That’s why he’s advocating for policies that focus on demand rather than supply – much like the recently approved Climate Action package in the US, which urges homeowners, businesses and states to switch to energy renewable. In Colombia, that means tackling transportation, the country’s biggest consumer of fossil fuels, says Jessica Arias, policy researcher at Transforma, an energy transition research center in Colombia. To do this, the country must boost electric public transport, shift public investment from roads to railroads and support electric vehicle ownership, according to a policy brief co-authored by Arias.
But Yanguas-Parra thinks moving away from oil and gas extraction is as necessary as it is to electrify internally and sees the two processes as deeply linked. “[W]We either need to reduce exports so we can use more oil, or drastically reduce internal consumption so we can export the same amount,” she says.
To replace gas and oil by 2050, the country will need to generate around five times more electricity than it does today, the Arias team found.
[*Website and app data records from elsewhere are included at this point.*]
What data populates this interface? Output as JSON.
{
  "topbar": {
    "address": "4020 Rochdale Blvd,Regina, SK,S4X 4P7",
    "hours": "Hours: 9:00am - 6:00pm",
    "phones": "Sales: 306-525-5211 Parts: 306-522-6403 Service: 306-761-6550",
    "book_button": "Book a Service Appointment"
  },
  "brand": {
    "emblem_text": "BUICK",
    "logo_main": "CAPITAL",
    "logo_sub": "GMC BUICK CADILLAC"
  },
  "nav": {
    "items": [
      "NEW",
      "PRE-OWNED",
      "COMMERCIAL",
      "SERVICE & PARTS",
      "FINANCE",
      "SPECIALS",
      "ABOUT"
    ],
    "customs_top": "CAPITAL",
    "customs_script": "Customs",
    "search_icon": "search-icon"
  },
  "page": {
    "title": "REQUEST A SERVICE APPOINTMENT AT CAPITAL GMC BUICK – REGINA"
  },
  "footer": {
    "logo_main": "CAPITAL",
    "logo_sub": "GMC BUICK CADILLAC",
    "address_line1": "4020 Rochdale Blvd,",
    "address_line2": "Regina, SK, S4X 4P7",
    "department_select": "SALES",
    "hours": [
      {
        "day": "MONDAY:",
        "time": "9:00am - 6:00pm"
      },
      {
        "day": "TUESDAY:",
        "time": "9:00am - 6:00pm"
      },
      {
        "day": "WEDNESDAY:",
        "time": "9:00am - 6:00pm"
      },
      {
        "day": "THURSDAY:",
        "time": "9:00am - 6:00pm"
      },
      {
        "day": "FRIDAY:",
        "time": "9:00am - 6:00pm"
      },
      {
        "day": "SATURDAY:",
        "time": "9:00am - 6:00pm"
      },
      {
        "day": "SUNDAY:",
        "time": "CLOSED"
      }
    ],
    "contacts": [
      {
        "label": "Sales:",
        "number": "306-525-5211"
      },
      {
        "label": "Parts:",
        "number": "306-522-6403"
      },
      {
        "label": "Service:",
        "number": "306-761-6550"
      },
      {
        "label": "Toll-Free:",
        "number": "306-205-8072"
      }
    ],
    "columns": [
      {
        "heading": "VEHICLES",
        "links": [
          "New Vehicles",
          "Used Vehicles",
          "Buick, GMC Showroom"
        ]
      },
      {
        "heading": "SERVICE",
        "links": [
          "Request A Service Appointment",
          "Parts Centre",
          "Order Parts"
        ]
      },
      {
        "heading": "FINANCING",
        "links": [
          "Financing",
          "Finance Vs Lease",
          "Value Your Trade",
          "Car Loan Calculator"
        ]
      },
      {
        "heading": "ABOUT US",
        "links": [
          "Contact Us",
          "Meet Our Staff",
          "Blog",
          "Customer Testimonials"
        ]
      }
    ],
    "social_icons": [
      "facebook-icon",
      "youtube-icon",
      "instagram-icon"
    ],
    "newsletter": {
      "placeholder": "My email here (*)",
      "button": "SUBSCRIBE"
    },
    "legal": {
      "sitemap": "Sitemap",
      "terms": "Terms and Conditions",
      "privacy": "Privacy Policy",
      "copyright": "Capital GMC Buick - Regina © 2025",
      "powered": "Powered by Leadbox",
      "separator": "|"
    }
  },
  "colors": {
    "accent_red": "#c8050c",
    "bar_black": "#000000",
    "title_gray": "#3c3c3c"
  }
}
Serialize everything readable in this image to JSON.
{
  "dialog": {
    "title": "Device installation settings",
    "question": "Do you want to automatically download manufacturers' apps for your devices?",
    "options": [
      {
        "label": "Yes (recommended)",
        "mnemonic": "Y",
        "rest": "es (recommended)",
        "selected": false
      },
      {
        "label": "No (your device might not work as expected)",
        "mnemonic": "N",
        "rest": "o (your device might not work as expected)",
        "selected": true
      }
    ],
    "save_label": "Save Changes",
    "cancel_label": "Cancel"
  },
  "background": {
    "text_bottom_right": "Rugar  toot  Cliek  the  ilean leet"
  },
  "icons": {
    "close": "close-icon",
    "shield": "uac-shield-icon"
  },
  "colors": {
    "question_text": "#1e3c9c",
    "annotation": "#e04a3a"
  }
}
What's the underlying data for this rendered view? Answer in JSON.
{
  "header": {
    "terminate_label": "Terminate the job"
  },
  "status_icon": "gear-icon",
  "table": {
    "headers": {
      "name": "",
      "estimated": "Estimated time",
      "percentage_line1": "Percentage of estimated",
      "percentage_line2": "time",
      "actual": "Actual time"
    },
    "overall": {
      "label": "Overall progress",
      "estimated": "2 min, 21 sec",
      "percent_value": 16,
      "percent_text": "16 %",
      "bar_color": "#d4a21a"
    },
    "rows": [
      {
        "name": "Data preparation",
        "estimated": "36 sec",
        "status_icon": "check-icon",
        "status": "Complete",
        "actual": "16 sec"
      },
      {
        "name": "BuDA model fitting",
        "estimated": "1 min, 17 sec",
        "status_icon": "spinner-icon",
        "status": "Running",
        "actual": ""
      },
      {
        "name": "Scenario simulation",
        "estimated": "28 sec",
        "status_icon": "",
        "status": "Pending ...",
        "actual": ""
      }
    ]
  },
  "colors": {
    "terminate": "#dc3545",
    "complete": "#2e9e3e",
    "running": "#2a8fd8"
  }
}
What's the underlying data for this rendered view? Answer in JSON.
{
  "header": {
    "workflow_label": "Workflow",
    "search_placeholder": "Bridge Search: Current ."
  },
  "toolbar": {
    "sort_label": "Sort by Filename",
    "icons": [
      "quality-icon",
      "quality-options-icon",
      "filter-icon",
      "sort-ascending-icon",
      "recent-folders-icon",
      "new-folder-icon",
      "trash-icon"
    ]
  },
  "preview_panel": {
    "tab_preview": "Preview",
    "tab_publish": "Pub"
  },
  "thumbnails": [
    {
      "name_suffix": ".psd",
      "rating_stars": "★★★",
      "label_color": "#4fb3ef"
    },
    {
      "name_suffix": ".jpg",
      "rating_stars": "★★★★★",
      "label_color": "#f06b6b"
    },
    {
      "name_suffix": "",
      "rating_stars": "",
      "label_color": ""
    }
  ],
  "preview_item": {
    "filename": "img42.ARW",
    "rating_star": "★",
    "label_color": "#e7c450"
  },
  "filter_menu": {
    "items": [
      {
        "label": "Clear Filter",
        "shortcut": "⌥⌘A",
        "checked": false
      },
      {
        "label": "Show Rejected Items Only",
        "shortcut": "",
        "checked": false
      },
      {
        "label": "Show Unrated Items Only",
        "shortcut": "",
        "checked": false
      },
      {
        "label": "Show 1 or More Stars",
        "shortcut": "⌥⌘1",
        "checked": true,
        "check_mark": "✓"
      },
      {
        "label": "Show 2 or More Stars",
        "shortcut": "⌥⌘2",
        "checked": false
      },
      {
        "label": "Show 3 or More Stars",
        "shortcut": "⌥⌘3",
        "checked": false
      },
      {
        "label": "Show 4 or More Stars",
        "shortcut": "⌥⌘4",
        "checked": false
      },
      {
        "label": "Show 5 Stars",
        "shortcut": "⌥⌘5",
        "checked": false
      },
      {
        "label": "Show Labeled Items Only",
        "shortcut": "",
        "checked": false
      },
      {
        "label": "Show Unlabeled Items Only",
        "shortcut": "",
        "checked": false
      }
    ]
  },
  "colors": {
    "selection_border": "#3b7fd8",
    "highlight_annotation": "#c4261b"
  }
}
With an already relatively green electricity grid (hydroelectric dams create around 70% of the country’s electricity), achieving a 100% renewable electricity grid is possible by 2030, according to a recent article co-authored by Yanguas-Parra. However, the document says that policy makers must move firmly in this direction and ensure that the energy transition is given “social license”.
In fact, a lack of social approval could become the biggest obstacle for renewable energy, says Yanguas-Parra. If the government focuses on building megaprojects in areas where there are already conflicts over land use, “social conflicts will totally slow progress,” she adds.
In Colombia, the wind industry is already under scrutiny: the Wayúu indigenous communities of La Guajira have denounced human rights violations and a lack of transparency in the projects that are coming. Meanwhile, in the small town of La Loma, near the now closed La Jagua mines, renewable energy giant Enel is building Colombia’s largest solar park, but local communities said they were not informed of the project or how they would benefit from it. From this. “We agree with an energy transition. We know the world and the time demands it,” said Moreno, who is one of Prodeco’s union leaders. “But for now, the energy transition is only for multinationals.”
Enel and SER Colombia, an industry body that brings together several companies developing renewable energy projects in La Guajira, did not respond to a request for comment.
If such things continue to happen, “society simply will not accept the energy transition”, says Yanguas Parra.